Consumer IoT Devices Are Compromising Enterprise NetworksWhile IoT devices continue to multiply, the latest studies show a dangerous lack of visibility into those connected to enterprise networks.
Consumer-grade Internet of Things (IoT) devices continue to multiply within enterprise networks, according to a new report out today that shows these IoT devices open up organizations to a wide range of attacks.
With data pulled from more than 1,000 enterprise organizations running one or more IoT devices in its network, the "2019 IoT Threats Report" study was conducted by researchers at Zscaler ThreatLabZ. Their goal was to survey the IoT attack surface within typical enterprises by looking at IoT device footprints over the course of a one-month period. It found that the organizations under study were running 270 different IoT device profiles from 153 different IoT manufacturers. All told, these devices pumped out 56 million device transactions over the course of a single month.
For the most part, all of that IoT data is flying around in the clear. Researchers found that 91.5% of IoT transactions are conducted over a plaintext channel, and a scant 18% of IoT devices running that use SSL exclusively to communicate in enterprise settings.
That low level of encryption should come as no surprise, considering how many consumer-class devices were represented in the mix of IoT devices found in these business environments. Zscaler reports that the top four IoT devices most often seen in the study were set-top boxes, smart TVs, smart watches, and media players. The study shows that in some ways, the IoT phenomenon is just another cycle of the BYOD challenges that security teams were first forced to face a decade ago during the early days of the smartphone boom.
"Many of the devices are employee-owned, and this is just one of the reasons they are a security concern," the report explained.
One of the other big concerns is the high use of default and hard-coded passwords present in IoT devices — a favorite weakness among the most common malware families targeting IoT devices, which included Mirai, Gafgyt, and Hakai. The report said Zscaler blocked about 6,000 malicious transactions on devices during the study period.

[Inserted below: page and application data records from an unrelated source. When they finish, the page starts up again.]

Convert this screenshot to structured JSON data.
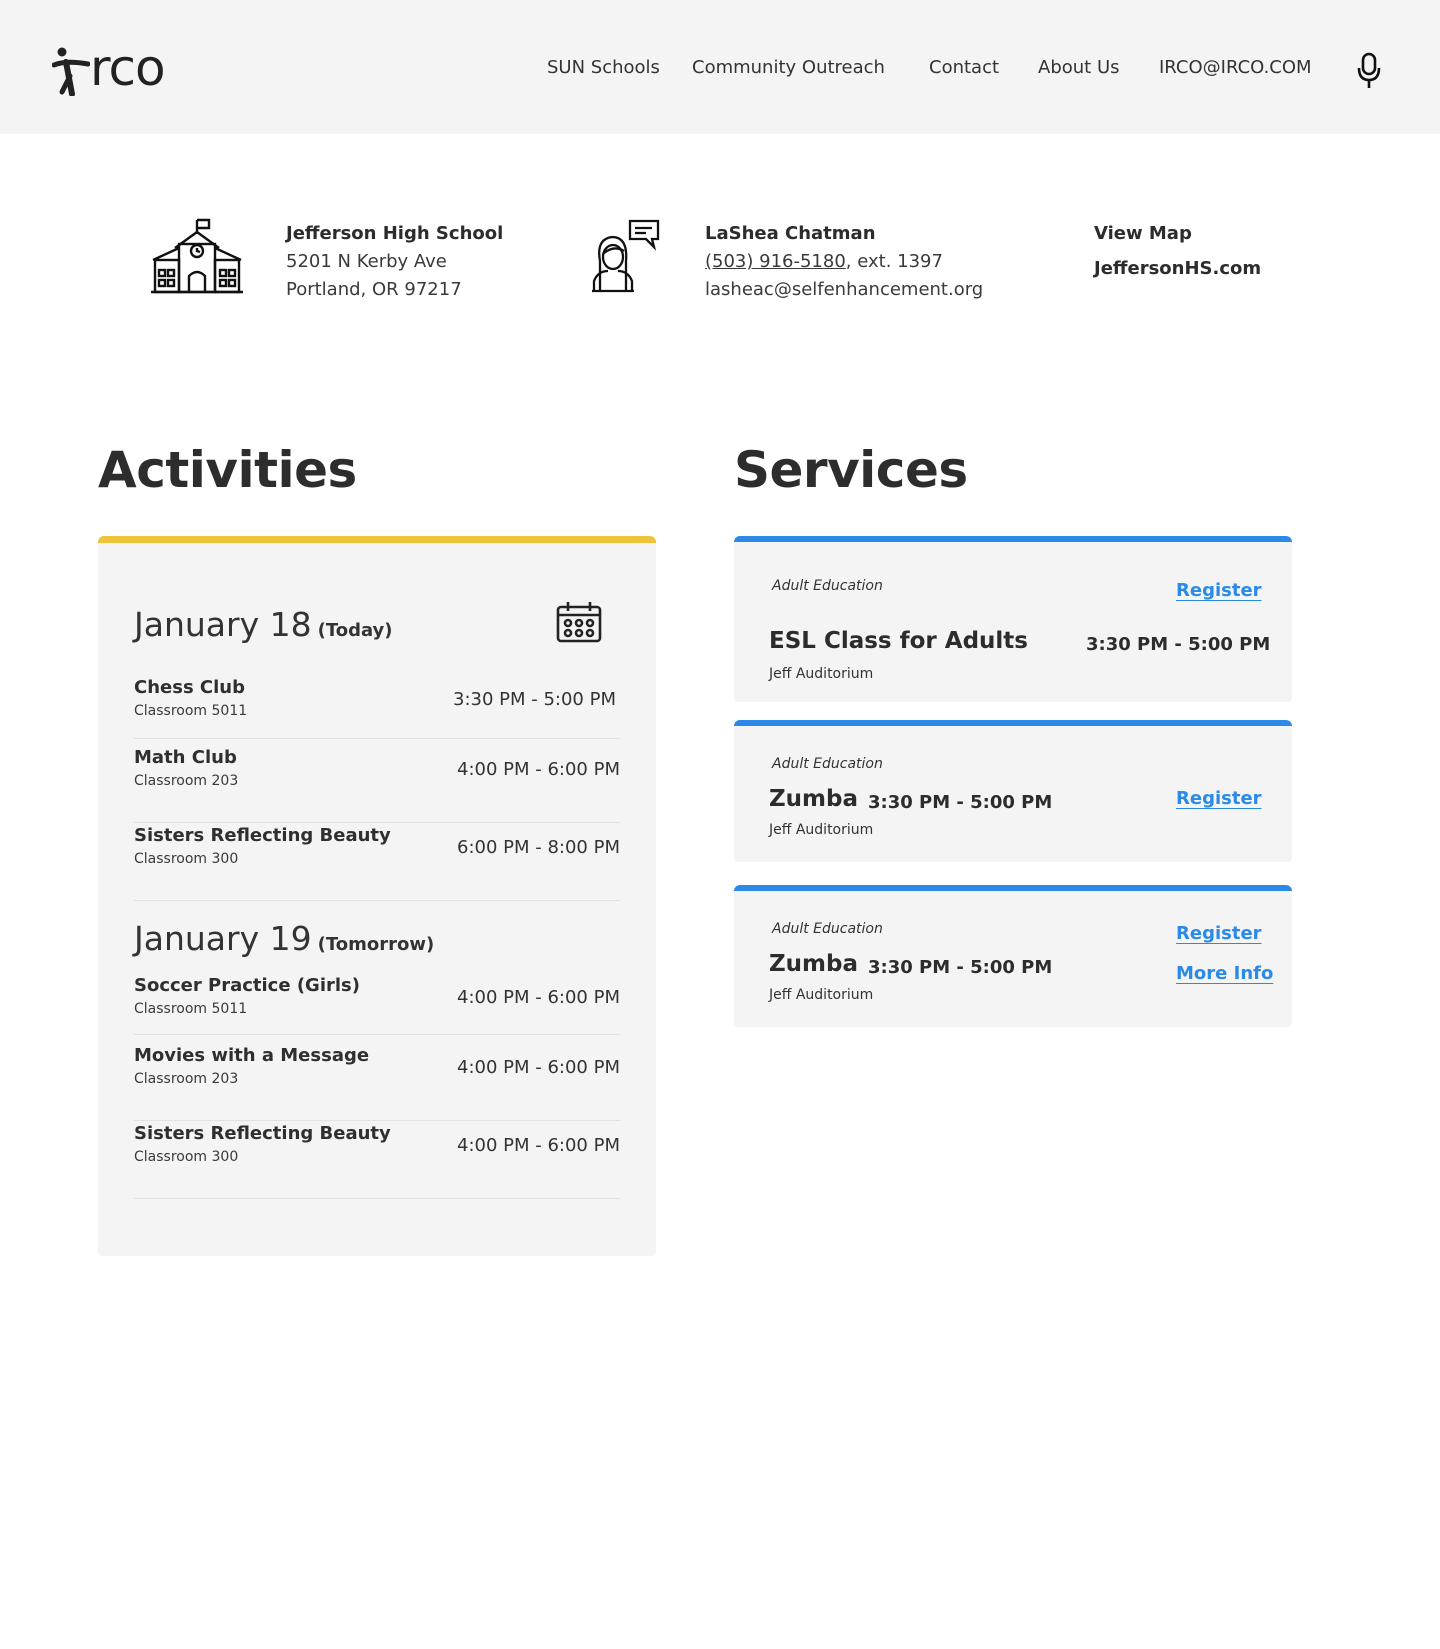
{
  "header": {
    "logo_text": "rco",
    "nav": [
      {
        "label": "SUN Schools"
      },
      {
        "label": "Community Outreach"
      },
      {
        "label": "Contact"
      },
      {
        "label": "About Us"
      },
      {
        "label": "IRCO@IRCO.COM"
      }
    ],
    "mic_icon": "microphone-icon"
  },
  "school": {
    "icon": "school-building-icon",
    "name": "Jefferson High School",
    "address_line1": "5201 N Kerby Ave",
    "address_line2": "Portland, OR 97217"
  },
  "contact": {
    "icon": "person-chat-icon",
    "name": "LaShea Chatman",
    "phone": "(503) 916-5180",
    "ext": ", ext. 1397",
    "email": "lasheac@selfenhancement.org"
  },
  "links": {
    "view_map": "View Map",
    "website": "JeffersonHS.com"
  },
  "activities": {
    "title": "Activities",
    "accent": "#f0c43a",
    "days": [
      {
        "date": "January 18",
        "note": "(Today)",
        "items": [
          {
            "name": "Chess Club",
            "room": "Classroom 5011",
            "time": "3:30 PM - 5:00 PM"
          },
          {
            "name": "Math Club",
            "room": "Classroom 203",
            "time": "4:00 PM - 6:00 PM"
          },
          {
            "name": "Sisters Reflecting Beauty",
            "room": "Classroom 300",
            "time": "6:00 PM - 8:00 PM"
          }
        ]
      },
      {
        "date": "January 19",
        "note": "(Tomorrow)",
        "items": [
          {
            "name": "Soccer Practice (Girls)",
            "room": "Classroom 5011",
            "time": "4:00 PM - 6:00 PM"
          },
          {
            "name": "Movies with a Message",
            "room": "Classroom 203",
            "time": "4:00 PM - 6:00 PM"
          },
          {
            "name": "Sisters Reflecting Beauty",
            "room": "Classroom 300",
            "time": "4:00 PM - 6:00 PM"
          }
        ]
      }
    ],
    "calendar_icon": "calendar-icon"
  },
  "services": {
    "title": "Services",
    "accent": "#2b8ae8",
    "items": [
      {
        "category": "Adult Education",
        "title": "ESL Class for Adults",
        "time": "3:30 PM - 5:00 PM",
        "location": "Jeff Auditorium",
        "register": "Register"
      },
      {
        "category": "Adult Education",
        "title": "Zumba",
        "time": "3:30 PM - 5:00 PM",
        "location": "Jeff Auditorium",
        "register": "Register"
      },
      {
        "category": "Adult Education",
        "title": "Zumba",
        "time": "3:30 PM - 5:00 PM",
        "location": "Jeff Auditorium",
        "register": "Register",
        "more_info": "More Info"
      }
    ]
  }
}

"Often, the IoT malware payloads contain a list of known default username/password names, which, among other things, enables one infected IoT device to infect another," the report noted. It explained that Mirai, in particular, also favored leveraging vulnerabilities in IoT management frameworks that could help attackers achieve remote code execution.
Similar to those heady early days of smartphone proliferation, enterprises are reporting extremely low visibility into IoT device prevalence and activity within their networks. A study released by Ponemon Institute earlier this month showed that only 5% of organizations say they keep an inventory of all managed IoT devices. What's more, more than half of organizations do not classify risk from IoT devices based on their functionality or the type of data the devices process or have access to. A lot of this lack of governance boils down to visibility gaps. The Ponemon report found that 49% of enterprises do not regularly scan for IoT devices in the workplace, and only 8% say they have the capability to scan for IoT devices in real-time.
The good news in all of this is that many enterprises are well-aware of this IoT security visibility gap and are working toward a solution. A study released yesterday by IDG and PulseSecure showed that 46% of enterprises today say that enhancing IoT discovery, isolation, and access control is a top IT priority in 2019.
Ericka Chickowski specializes in coverage of information technology and business innovation. She has focused on information security for the better part of a decade and regularly writes about the security industry as a contributor to Dark Reading. View Full Bio